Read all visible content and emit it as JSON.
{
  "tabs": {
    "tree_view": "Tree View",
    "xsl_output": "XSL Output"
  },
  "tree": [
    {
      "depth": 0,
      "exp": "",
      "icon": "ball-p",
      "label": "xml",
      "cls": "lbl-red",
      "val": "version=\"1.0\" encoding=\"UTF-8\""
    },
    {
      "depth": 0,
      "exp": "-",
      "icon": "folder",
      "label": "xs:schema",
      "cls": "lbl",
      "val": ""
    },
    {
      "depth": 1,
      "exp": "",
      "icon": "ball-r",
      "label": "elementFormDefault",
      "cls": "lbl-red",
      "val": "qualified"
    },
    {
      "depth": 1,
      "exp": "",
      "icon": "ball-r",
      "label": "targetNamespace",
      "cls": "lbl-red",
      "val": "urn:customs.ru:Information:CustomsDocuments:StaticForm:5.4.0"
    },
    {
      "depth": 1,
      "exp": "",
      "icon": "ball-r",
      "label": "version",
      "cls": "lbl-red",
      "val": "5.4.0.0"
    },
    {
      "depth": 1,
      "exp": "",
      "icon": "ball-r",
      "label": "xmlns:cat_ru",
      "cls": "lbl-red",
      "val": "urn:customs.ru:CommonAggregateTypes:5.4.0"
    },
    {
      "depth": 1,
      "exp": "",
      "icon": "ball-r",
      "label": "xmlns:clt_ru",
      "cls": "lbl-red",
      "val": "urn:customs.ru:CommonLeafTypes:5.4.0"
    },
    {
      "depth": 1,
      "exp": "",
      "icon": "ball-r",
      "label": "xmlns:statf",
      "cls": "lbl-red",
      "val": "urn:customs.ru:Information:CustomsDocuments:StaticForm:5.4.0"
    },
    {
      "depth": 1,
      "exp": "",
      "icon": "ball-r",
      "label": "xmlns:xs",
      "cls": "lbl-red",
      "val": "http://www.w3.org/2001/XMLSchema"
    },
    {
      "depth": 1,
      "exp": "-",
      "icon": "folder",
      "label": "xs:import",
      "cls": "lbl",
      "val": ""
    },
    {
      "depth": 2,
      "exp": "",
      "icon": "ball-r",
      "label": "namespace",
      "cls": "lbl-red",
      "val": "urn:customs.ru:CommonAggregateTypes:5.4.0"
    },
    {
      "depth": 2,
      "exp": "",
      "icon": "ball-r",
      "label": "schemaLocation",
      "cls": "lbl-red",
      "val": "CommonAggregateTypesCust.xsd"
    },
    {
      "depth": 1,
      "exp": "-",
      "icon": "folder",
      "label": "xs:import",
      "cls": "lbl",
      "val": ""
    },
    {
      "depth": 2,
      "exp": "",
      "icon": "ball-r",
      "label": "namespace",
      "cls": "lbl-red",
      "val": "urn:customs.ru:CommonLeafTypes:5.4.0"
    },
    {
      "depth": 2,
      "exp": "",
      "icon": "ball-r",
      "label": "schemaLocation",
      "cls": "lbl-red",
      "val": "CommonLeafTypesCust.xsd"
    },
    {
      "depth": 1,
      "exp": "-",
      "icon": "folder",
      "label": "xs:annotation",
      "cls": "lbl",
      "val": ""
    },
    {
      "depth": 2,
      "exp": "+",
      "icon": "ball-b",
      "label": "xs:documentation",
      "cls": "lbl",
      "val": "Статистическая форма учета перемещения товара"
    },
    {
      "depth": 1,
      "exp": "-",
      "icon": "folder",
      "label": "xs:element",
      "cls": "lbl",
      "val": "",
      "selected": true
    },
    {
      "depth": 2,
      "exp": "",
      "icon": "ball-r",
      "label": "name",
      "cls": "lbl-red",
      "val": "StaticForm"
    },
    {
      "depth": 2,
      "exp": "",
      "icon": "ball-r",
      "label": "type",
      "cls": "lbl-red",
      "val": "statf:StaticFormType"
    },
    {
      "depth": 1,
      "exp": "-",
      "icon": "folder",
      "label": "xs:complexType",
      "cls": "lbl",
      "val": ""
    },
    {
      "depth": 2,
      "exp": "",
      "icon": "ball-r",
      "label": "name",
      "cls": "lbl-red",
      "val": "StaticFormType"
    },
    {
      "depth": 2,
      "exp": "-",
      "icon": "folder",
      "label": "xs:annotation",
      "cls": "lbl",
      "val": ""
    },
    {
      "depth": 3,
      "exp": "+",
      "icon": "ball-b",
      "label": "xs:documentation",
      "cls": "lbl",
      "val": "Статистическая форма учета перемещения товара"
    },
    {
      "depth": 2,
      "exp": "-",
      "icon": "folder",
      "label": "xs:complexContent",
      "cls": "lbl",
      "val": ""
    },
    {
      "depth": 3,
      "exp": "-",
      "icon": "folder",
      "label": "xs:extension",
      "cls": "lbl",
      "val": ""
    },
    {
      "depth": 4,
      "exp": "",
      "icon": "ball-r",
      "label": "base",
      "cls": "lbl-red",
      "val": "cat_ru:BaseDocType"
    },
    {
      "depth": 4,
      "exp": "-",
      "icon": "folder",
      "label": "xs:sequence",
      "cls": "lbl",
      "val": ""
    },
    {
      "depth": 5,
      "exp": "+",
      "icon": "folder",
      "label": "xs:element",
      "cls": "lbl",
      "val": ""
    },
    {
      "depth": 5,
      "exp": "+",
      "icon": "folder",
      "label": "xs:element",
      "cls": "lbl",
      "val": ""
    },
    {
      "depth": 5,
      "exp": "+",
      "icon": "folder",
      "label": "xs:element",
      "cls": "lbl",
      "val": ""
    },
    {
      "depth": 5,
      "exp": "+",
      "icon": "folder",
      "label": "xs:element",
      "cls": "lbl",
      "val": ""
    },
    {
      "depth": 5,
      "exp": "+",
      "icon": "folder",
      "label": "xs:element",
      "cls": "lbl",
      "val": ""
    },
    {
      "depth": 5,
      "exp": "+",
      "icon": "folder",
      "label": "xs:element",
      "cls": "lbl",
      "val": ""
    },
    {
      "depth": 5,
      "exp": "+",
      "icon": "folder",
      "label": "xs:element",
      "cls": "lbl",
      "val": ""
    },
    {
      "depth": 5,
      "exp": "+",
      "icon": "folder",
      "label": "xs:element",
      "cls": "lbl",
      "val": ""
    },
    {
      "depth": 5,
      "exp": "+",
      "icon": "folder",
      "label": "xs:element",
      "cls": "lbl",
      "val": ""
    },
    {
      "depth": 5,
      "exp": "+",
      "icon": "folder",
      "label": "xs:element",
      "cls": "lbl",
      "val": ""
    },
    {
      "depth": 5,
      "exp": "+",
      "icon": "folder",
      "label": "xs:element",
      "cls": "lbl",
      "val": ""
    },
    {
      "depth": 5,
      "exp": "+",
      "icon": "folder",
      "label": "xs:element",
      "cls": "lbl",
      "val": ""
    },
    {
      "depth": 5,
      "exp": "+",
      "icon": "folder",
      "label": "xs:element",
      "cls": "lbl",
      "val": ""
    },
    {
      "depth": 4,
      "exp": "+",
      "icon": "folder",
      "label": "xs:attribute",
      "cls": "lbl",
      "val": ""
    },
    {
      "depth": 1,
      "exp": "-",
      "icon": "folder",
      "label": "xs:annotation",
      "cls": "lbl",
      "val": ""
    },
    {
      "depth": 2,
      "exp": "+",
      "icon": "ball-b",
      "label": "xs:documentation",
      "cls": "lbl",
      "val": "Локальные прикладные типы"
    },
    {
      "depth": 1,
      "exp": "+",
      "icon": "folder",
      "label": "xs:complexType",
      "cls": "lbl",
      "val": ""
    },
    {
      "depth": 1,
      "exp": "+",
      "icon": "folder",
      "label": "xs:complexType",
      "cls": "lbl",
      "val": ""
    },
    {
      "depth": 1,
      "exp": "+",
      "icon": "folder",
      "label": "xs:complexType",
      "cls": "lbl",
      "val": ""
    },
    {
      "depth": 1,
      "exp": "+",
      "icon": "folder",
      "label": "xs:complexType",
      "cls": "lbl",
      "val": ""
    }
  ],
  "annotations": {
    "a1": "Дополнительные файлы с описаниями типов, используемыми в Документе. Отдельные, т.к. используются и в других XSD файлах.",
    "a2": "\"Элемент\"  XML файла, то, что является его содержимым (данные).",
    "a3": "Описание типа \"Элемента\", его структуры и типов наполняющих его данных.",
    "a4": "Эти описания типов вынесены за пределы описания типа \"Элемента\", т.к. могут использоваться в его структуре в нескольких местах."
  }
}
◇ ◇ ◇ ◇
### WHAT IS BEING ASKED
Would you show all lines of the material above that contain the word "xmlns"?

### WRITTEN RESPONSE
      "label": "xmlns:cat_ru",
      "label": "xmlns:clt_ru",
      "label": "xmlns:statf",
      "label": "xmlns:xs",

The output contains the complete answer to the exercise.